San Francisco’s been doomed for a bloody long time. Bands operating in that locale have sometimes seemed imprisoned by their own rich history, stuck in the frame of reference, always catching themselves in the mirror, can’t quite leave the house. Marissa and co. have taken this self-reflexive puzzle, stamped on that mirror and rolled around in the shards ’til the disco ball of blood and confusion fees like a brand new subjectivity. Who cares what city this is, anyway? Peninsula of Fuckery. Claustrophobic basement screams and unrelenting one-two drums punctuate each of the seven tracks here, led by dirty, clanging ‘punch the guitar’ style riffs that recall the dark looming gravity of bands like Nog Watt, pushing them into new and unsettling alien energies. The songs never quite keep pace with expected nod-along safety, lurching around inconclusively, teaching you the fear. A testament to the weird charm of the punk demo as timeless form, a new universe to sit with every time.
SOBERANIA PERSONAL – Benditos sean muñecos que pegan (Metadona Records)
I don’t normally go in too hard with the reissues here, but this record, previously unknown to me, was on the top of my now playing pile for long enough that it warrants a mention. Soberania Personal is addictive listening! Pummelling Argentinian hardcore punk, straight forward phasey guitar fights with occasional bizarre crypto-funky bass breaks (not joking) charming pogo under suddenly bluesy solos, straight into almost Motorhead-y riffs which could approach black metal under a different production treatment. Schizophrenic, completely addictive, while invective proclamations about state suppression, political grandstanding and religious bigotry (so far as punk-level-2 Spanish allows me) grip you by the throat. A band that sounds like the thing they were into most was being a band, cramming in a hundred different ways to play, a hundred different feelings into every song, so listening in via this beautifully produced reissue is every bit infectiously fun and wild as it sounds.
FIREWALKER – Demo CS (Failure Recordings)
The first few years of my gig going life involved a hell of a lot of capital H hardcore.

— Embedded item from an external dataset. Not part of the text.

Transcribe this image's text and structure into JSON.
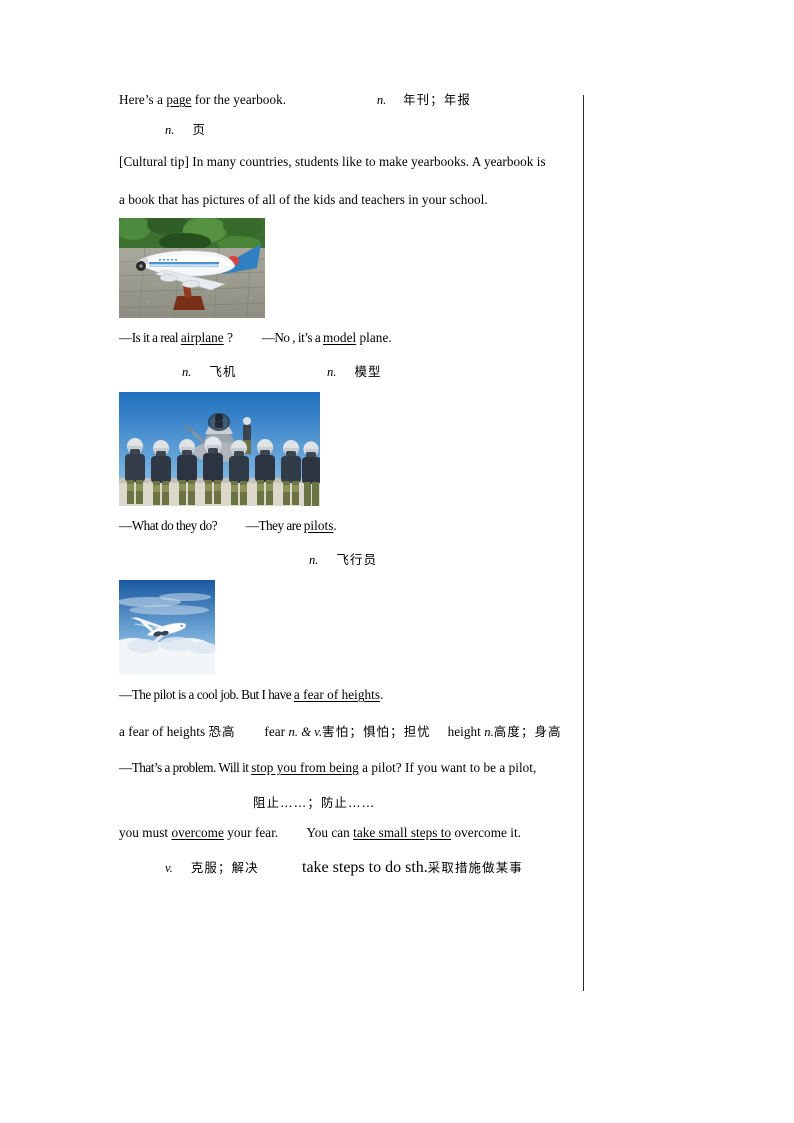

Had a varsity jacket and a bleach chelsea cut and was beholden to ‘truisms’ upheld by a sort of Dad’s Army of gatekeeping camo bores, older men who’d insist girls ‘look stupid moshing / just sound ‘wrong”. What I mean is that I heard Madball before I heard Crass, and I would still throw you out a window to Ball of Destruction. Feel me. As you can imagine, this demo tape from Boston’s Firewalker, fronted by a woman who sounds like an actual fucking 33rpm legit Monster, set my world alight a bit. The riffs and pace bring to mind the Raw Deal demo or a lost cut from the New Breed Comp, the lyrics, delivered Paul Bearer-style (from the throat, covered in spit) are the absolute sickest, my wet dream of feminist crew ideology “We’re half the population and we’re sicker than you / sick of all this shit that you put us through / twice as angry twice as fed up too / mentally tough twice as tight like glue.” So hard, so real. Psyched for the existence of this band and the next generation of tough birds roundly telling whoever’s doing the gatekeeping this time round to get the fuck out the way, or just laugh in their face, grab the mic, and mosh right over it.